__TO DO__
Your reply should be an exact copy of every entry, with the pictures removed.

BEGIN SUPPLIED RECORDS

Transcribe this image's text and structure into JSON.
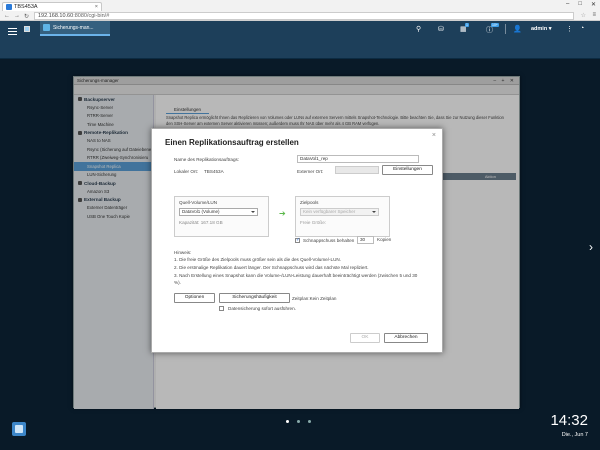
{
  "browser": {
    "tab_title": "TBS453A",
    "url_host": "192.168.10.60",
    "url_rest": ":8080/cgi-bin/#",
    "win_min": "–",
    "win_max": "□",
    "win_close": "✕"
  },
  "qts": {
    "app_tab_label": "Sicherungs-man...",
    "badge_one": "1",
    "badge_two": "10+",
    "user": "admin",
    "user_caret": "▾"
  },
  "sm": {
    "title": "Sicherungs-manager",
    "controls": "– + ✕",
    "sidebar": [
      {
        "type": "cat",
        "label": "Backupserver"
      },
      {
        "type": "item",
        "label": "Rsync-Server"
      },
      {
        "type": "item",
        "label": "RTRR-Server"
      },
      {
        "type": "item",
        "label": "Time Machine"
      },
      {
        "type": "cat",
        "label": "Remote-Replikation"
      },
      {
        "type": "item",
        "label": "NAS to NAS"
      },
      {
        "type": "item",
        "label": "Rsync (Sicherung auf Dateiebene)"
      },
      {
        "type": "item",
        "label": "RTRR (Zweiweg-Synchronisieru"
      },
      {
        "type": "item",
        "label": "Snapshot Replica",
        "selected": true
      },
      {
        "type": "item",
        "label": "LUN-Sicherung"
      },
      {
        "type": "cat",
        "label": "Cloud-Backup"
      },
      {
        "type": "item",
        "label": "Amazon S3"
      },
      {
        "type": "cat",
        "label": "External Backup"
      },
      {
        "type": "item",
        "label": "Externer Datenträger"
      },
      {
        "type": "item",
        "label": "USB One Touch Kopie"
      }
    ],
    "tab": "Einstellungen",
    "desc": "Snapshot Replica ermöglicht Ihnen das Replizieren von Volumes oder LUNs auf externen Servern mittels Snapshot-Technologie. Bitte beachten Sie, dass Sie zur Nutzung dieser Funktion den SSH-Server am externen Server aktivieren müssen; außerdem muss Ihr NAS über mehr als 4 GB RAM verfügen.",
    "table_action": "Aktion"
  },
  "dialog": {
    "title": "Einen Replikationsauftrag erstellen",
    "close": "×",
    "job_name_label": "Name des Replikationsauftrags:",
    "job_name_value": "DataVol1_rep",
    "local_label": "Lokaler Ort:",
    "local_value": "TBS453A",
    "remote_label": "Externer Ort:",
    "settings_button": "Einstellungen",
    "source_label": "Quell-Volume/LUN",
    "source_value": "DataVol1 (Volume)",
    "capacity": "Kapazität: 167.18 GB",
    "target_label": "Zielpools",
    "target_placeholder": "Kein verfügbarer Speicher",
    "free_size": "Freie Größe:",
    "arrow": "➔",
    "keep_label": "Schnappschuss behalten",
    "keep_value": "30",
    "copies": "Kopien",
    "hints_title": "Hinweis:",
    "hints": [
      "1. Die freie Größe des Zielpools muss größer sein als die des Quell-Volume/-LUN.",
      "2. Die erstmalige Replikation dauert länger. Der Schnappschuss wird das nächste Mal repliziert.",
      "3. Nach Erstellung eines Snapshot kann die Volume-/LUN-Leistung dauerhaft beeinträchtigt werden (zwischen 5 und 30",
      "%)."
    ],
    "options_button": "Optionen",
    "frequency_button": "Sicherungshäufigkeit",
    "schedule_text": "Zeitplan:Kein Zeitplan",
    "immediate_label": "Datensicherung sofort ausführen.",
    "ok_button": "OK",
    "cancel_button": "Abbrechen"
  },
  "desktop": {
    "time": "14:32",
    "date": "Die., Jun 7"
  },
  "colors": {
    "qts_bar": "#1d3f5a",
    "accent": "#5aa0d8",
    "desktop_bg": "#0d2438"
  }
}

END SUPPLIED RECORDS

__WRITTEN RESPONSE__
Transcribe this image's text and structure into JSON.
{
  "browser": {
    "tab_title": "TBS453A",
    "url_host": "192.168.10.60",
    "url_rest": ":8080/cgi-bin/#",
    "win_min": "–",
    "win_max": "□",
    "win_close": "✕"
  },
  "qts": {
    "app_tab_label": "Sicherungs-man...",
    "badge_one": "1",
    "badge_two": "10+",
    "user": "admin",
    "user_caret": "▾"
  },
  "sm": {
    "title": "Sicherungs-manager",
    "controls": "– + ✕",
    "sidebar": [
      {
        "type": "cat",
        "label": "Backupserver"
      },
      {
        "type": "item",
        "label": "Rsync-Server"
      },
      {
        "type": "item",
        "label": "RTRR-Server"
      },
      {
        "type": "item",
        "label": "Time Machine"
      },
      {
        "type": "cat",
        "label": "Remote-Replikation"
      },
      {
        "type": "item",
        "label": "NAS to NAS"
      },
      {
        "type": "item",
        "label": "Rsync (Sicherung auf Dateiebene)"
      },
      {
        "type": "item",
        "label": "RTRR (Zweiweg-Synchronisieru"
      },
      {
        "type": "item",
        "label": "Snapshot Replica",
        "selected": true
      },
      {
        "type": "item",
        "label": "LUN-Sicherung"
      },
      {
        "type": "cat",
        "label": "Cloud-Backup"
      },
      {
        "type": "item",
        "label": "Amazon S3"
      },
      {
        "type": "cat",
        "label": "External Backup"
      },
      {
        "type": "item",
        "label": "Externer Datenträger"
      },
      {
        "type": "item",
        "label": "USB One Touch Kopie"
      }
    ],
    "tab": "Einstellungen",
    "desc": "Snapshot Replica ermöglicht Ihnen das Replizieren von Volumes oder LUNs auf externen Servern mittels Snapshot-Technologie. Bitte beachten Sie, dass Sie zur Nutzung dieser Funktion den SSH-Server am externen Server aktivieren müssen; außerdem muss Ihr NAS über mehr als 4 GB RAM verfügen.",
    "table_action": "Aktion"
  },
  "dialog": {
    "title": "Einen Replikationsauftrag erstellen",
    "close": "×",
    "job_name_label": "Name des Replikationsauftrags:",
    "job_name_value": "DataVol1_rep",
    "local_label": "Lokaler Ort:",
    "local_value": "TBS453A",
    "remote_label": "Externer Ort:",
    "settings_button": "Einstellungen",
    "source_label": "Quell-Volume/LUN",
    "source_value": "DataVol1 (Volume)",
    "capacity": "Kapazität: 167.18 GB",
    "target_label": "Zielpools",
    "target_placeholder": "Kein verfügbarer Speicher",
    "free_size": "Freie Größe:",
    "arrow": "➔",
    "keep_label": "Schnappschuss behalten",
    "keep_value": "30",
    "copies": "Kopien",
    "hints_title": "Hinweis:",
    "hints": [
      "1. Die freie Größe des Zielpools muss größer sein als die des Quell-Volume/-LUN.",
      "2. Die erstmalige Replikation dauert länger. Der Schnappschuss wird das nächste Mal repliziert.",
      "3. Nach Erstellung eines Snapshot kann die Volume-/LUN-Leistung dauerhaft beeinträchtigt werden (zwischen 5 und 30",
      "%)."
    ],
    "options_button": "Optionen",
    "frequency_button": "Sicherungshäufigkeit",
    "schedule_text": "Zeitplan:Kein Zeitplan",
    "immediate_label": "Datensicherung sofort ausführen.",
    "ok_button": "OK",
    "cancel_button": "Abbrechen"
  },
  "desktop": {
    "time": "14:32",
    "date": "Die., Jun 7"
  },
  "colors": {
    "qts_bar": "#1d3f5a",
    "accent": "#5aa0d8",
    "desktop_bg": "#0d2438"
  }
}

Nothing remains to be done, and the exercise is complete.